::: Source material :::
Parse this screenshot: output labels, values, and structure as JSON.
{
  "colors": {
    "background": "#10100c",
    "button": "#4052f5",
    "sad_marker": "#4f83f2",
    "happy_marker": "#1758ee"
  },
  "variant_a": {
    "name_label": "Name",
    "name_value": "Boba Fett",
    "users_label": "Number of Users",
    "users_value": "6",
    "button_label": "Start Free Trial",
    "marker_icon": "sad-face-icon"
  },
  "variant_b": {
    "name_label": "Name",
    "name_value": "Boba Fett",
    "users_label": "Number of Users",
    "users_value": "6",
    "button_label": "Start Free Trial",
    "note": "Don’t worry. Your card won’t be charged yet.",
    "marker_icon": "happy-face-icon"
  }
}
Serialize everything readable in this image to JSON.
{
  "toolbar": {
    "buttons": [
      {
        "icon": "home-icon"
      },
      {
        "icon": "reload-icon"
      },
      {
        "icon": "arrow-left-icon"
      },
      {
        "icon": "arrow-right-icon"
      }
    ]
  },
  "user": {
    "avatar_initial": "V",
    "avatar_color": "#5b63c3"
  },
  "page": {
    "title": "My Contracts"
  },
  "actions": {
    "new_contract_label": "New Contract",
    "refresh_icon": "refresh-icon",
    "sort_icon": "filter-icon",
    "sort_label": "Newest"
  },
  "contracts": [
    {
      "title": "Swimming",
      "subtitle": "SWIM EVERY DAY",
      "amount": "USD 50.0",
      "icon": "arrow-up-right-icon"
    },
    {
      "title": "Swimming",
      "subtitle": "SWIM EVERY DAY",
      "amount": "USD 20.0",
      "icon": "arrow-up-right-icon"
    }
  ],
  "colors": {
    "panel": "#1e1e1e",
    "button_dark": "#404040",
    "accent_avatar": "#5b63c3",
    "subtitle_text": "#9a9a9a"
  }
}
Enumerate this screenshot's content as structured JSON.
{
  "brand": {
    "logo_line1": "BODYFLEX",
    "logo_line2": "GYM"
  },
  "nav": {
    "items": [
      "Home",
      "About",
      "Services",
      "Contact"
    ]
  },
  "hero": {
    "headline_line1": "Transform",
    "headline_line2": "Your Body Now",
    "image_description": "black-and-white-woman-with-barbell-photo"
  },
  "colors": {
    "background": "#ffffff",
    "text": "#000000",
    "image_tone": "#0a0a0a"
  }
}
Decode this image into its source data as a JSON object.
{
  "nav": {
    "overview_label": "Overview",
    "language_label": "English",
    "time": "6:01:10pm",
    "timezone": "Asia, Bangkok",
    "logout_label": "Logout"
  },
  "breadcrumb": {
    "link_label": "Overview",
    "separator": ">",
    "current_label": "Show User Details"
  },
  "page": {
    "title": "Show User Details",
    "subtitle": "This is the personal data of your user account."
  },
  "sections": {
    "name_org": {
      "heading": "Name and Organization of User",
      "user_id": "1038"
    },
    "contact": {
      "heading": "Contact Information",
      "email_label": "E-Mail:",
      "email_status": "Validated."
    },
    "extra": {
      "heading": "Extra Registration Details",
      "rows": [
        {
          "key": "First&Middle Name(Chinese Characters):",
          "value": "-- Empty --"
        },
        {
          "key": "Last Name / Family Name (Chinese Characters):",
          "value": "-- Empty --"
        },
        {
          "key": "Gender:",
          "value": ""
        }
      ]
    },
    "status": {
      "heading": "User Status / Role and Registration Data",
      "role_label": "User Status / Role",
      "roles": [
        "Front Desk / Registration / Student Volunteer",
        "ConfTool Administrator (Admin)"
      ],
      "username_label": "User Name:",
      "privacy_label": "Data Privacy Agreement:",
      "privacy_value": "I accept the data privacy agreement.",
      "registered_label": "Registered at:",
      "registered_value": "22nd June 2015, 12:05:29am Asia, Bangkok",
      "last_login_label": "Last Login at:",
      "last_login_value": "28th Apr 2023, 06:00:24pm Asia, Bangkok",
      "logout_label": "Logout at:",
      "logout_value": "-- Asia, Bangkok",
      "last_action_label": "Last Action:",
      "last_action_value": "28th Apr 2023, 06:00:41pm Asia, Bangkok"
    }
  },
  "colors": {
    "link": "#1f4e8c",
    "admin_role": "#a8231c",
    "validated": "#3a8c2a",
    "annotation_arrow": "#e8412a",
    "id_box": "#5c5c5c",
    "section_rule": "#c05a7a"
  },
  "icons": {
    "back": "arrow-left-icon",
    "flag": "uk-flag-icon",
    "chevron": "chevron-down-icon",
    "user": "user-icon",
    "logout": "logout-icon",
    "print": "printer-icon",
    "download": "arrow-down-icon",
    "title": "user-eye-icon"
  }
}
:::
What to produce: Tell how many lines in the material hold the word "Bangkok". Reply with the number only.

Response: 5